  • Newer disease-modifying agents include a bunch of -MABs: laquinimod, daclizumab, natalizumab, and terifunomide
  • Facial pain: Carbamazapine
  • Tremor: Propranolol or Benzos
  • Spasticity: Baclofen

Wise Cracks:

[1] Cerebral Venous Thrombosis Bounceback: What are the key pearls?

 Four risk factors for cerebral venous thrombosis:

  • Transient risk factors
    • Infection – think any HEENT or systemic infection
    • Pregnancy
    • Dehydration
    • Head injury / trauma / post-neurosurgery
    • Drugs:
      • OCPs, HRT, androgens, tamoxifen, glucocorticoids
  • Permanent risk factors
    • Inflammatory disease: SLE, Behçet’s disease, GPanG, IBD, sarcoidosis
    • Malignancy
    • Hematologic conditions
      • Procoagulant disease
        • Antithrombin deficiency
        • Protein C/S deficiency
        • Factor V Leiden mutation
        • Hyperhomocysteinemia
      • Polycythemia
    • Congenital heart disease
    • Thyroid disease

What CT findings may be seen in cerebral venous thrombosis? What is the most common CT finding?

  • Delta Sign / Dense Triangle / Empty Triangle Sign Ref: here

  • Cerebral Edema

  • Absent Venous Flow
  • Hemorrhage secondary to venous congestion Ref: here



  • ***Non–contrast-enhanced CT scanning is not adequate to rule out CVT***
  • *** MRI with MRV is recommended***
  • Treatment = systemic anticoagulation, even in the setting of hemorrhagic cerebral infarcts, unless another contraindication exists!!!
  • Hemorrhage secondary to venous congestion Ref: here

[2] Which CN is most commonly injured in trauma?

*** Trigeminal Nerve: anesthesia dolorosa ***

Definition: According to UptoDate:“Painful post-traumatic trigeminal neuropathy (anesthesia dolorosa) — Painful post-traumatic trigeminal neuropathy, also known as anesthesia dolorosa, is characterized by unilateral facial or oral pain that occurs after traumatic injury of the trigeminal nerve, accompanied by additional symptoms or signs of trigeminal nerve dysfunction. This condition is a perfect example of how difficult central pain can be to describe since the patient has sensory loss, but at the same time, can feel pain. In anesthesia dolorosa, pain is superimposed in an area of the face that either lacks or has impaired sensation.”

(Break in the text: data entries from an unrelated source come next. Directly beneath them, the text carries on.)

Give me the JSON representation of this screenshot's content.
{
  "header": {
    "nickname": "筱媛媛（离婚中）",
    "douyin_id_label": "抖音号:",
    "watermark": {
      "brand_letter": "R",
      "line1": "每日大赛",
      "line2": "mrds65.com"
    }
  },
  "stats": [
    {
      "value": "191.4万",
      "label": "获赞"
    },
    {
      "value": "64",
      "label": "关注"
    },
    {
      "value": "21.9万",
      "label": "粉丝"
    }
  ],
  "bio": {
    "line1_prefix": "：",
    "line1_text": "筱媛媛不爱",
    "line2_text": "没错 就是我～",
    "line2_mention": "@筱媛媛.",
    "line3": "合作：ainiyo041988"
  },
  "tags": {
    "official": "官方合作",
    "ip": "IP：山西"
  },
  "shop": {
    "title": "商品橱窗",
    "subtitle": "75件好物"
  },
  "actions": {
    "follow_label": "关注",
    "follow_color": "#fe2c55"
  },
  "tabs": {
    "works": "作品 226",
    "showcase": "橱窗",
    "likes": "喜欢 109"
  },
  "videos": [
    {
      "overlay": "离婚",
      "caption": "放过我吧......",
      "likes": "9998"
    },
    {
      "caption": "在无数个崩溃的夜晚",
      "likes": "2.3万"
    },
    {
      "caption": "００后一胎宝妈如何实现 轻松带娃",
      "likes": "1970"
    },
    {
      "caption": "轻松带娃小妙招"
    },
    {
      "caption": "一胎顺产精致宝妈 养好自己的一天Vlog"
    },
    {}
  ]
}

[3] What syndrome is associated with bilateral acoustic neuromas?

Approximately 5% of cases and generally associated with Type 2 Neurobromatosis

[4] How is diabetic mononeuropathy treated?

NO CURE. Improve glucose control. Resolution within 3-6months.Treatment consists of:

  • Patching the affected eye
  • Administration of analgesics
  • Antiplatelet therapy


This post was uploaded and copyedited by Riley Golby (@RileyJGolby

Chris Lipp is one of the founding Fathers for CrackCast. He currently divides his time as an EM Physician in Calgary (SHC/FMC) and in Sports Medicine (Innovative Sport Medicine Calgary). His interests are in paediatrics, endurance sports, exercise as medicine, and wilderness medical education. When he isn’t outdoors with his family, he's brewing a coffee or dreaming up an adventure…..

Adam Thomas

CRACKCast Co-founder and newly minted FRCPC emergency physician from the University of British Columbia. Currently spending his days between a fellowship in critical care and making sure his toddler survives past age 5.